Purpose of review: Presence of a tumor in a solitary kidney is an absolute indication for performing nephron-sparing surgery (NSS). In the past two decades, new modalities for treatment of small renal mass have emerged but despite their evolution and promising results, partial nephrectomy remains the cornerstone of surgical treatment in this setting. Herein, we review the literature surrounding NSS in patients with a solitary kidney.
Recent findings: Data from large retrospective, single and multi-institutional series indicate that open partial nephrectomy in patients with a solitary kidney can achieve oncological control as well as renal function preservation with acceptable complication profile. Available data indicate that employing parenchymal cooling can mitigate the deleterious effects of prolonged clamp time during partial nephrectomy.
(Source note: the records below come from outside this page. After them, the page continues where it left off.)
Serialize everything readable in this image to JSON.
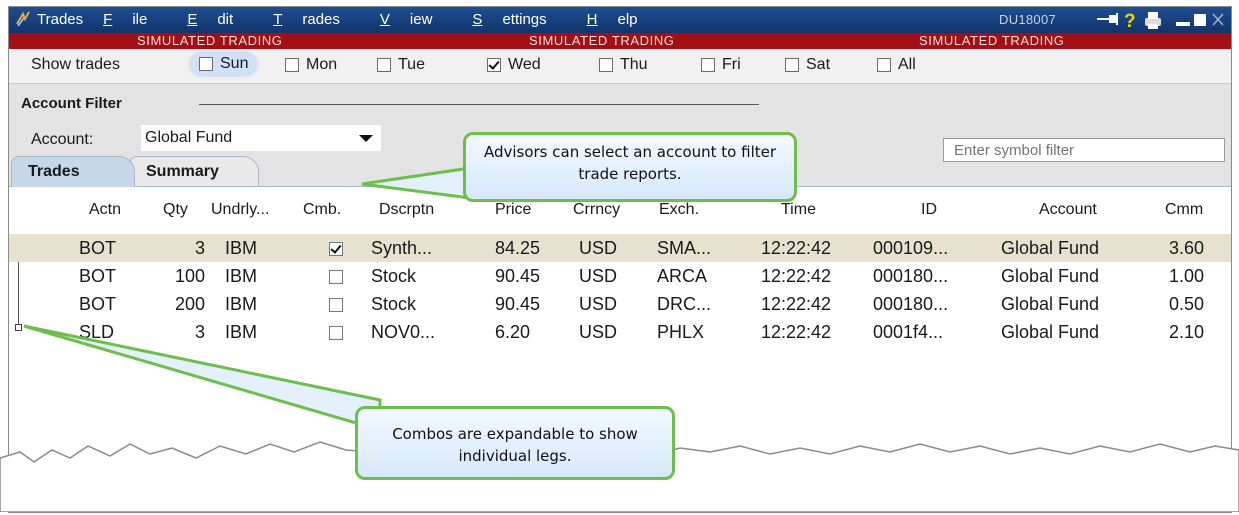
{
  "titlebar": {
    "app_name": "Trades",
    "menu": [
      {
        "label": "File",
        "ul": "F",
        "rest": "ile"
      },
      {
        "label": "Edit",
        "ul": "E",
        "rest": "dit"
      },
      {
        "label": "Trades",
        "ul": "T",
        "rest": "rades"
      },
      {
        "label": "View",
        "ul": "V",
        "rest": "iew"
      },
      {
        "label": "Settings",
        "ul": "S",
        "rest": "ettings"
      },
      {
        "label": "Help",
        "ul": "H",
        "rest": "elp"
      }
    ],
    "account_id": "DU18007",
    "icons": [
      "pin-icon",
      "help-icon",
      "print-icon",
      "minimize-icon",
      "maximize-icon",
      "close-icon"
    ]
  },
  "sim_banner": [
    "SIMULATED TRADING",
    "SIMULATED TRADING",
    "SIMULATED TRADING"
  ],
  "show_trades": {
    "label": "Show trades",
    "days": [
      {
        "label": "Sun",
        "checked": false,
        "highlighted": true
      },
      {
        "label": "Mon",
        "checked": false
      },
      {
        "label": "Tue",
        "checked": false
      },
      {
        "label": "Wed",
        "checked": true
      },
      {
        "label": "Thu",
        "checked": false
      },
      {
        "label": "Fri",
        "checked": false
      },
      {
        "label": "Sat",
        "checked": false
      },
      {
        "label": "All",
        "checked": false
      }
    ]
  },
  "account_filter": {
    "title": "Account Filter",
    "account_label": "Account:",
    "selected_account": "Global Fund"
  },
  "symbol_filter": {
    "placeholder": "Enter symbol filter"
  },
  "tabs": [
    {
      "label": "Trades",
      "active": true
    },
    {
      "label": "Summary",
      "active": false
    }
  ],
  "table": {
    "columns": [
      "Actn",
      "Qty",
      "Undrly...",
      "Cmb.",
      "Dscrptn",
      "Price",
      "Crrncy",
      "Exch.",
      "Time",
      "ID",
      "Account",
      "Cmm"
    ],
    "rows": [
      {
        "actn": "BOT",
        "qty": "3",
        "undrly": "IBM",
        "cmb": true,
        "desc": "Synth...",
        "price": "84.25",
        "crrncy": "USD",
        "exch": "SMA...",
        "time": "12:22:42",
        "id": "000109...",
        "account": "Global Fund",
        "cmm": "3.60"
      },
      {
        "actn": "BOT",
        "qty": "100",
        "undrly": "IBM",
        "cmb": false,
        "desc": "Stock",
        "price": "90.45",
        "crrncy": "USD",
        "exch": "ARCA",
        "time": "12:22:42",
        "id": "000180...",
        "account": "Global Fund",
        "cmm": "1.00"
      },
      {
        "actn": "BOT",
        "qty": "200",
        "undrly": "IBM",
        "cmb": false,
        "desc": "Stock",
        "price": "90.45",
        "crrncy": "USD",
        "exch": "DRC...",
        "time": "12:22:42",
        "id": "000180...",
        "account": "Global Fund",
        "cmm": "0.50"
      },
      {
        "actn": "SLD",
        "qty": "3",
        "undrly": "IBM",
        "cmb": false,
        "desc": "NOV0...",
        "price": "6.20",
        "crrncy": "USD",
        "exch": "PHLX",
        "time": "12:22:42",
        "id": "0001f4...",
        "account": "Global Fund",
        "cmm": "2.10"
      }
    ]
  },
  "callouts": {
    "account": "Advisors can select an account to filter trade reports.",
    "combos": "Combos are expandable to show individual legs."
  },
  "colors": {
    "titlebar": "#1b4585",
    "sim_banner": "#a20f14",
    "selected_row": "#e6e2cf",
    "callout_border": "#6cc04a",
    "tab_active": "#c7d7ea"
  }
}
Introduction of laparoscopic and, more recently, robotic approach have allowed minimally invasive approach in selected patients undergoing partial nephrectomy. Large comparative studies comparing minimally invasive approaches to open technique are lacking.
Summary: Established and emerging NSS techniques along with our better understating of the factors affecting function after surgery have fostered improvement of delivery of care in the setting of renal tumor(s) in a solitary kidney. Future developments should focus on minimizing the invasiveness of treatments while further improving cancer control and functional preservation.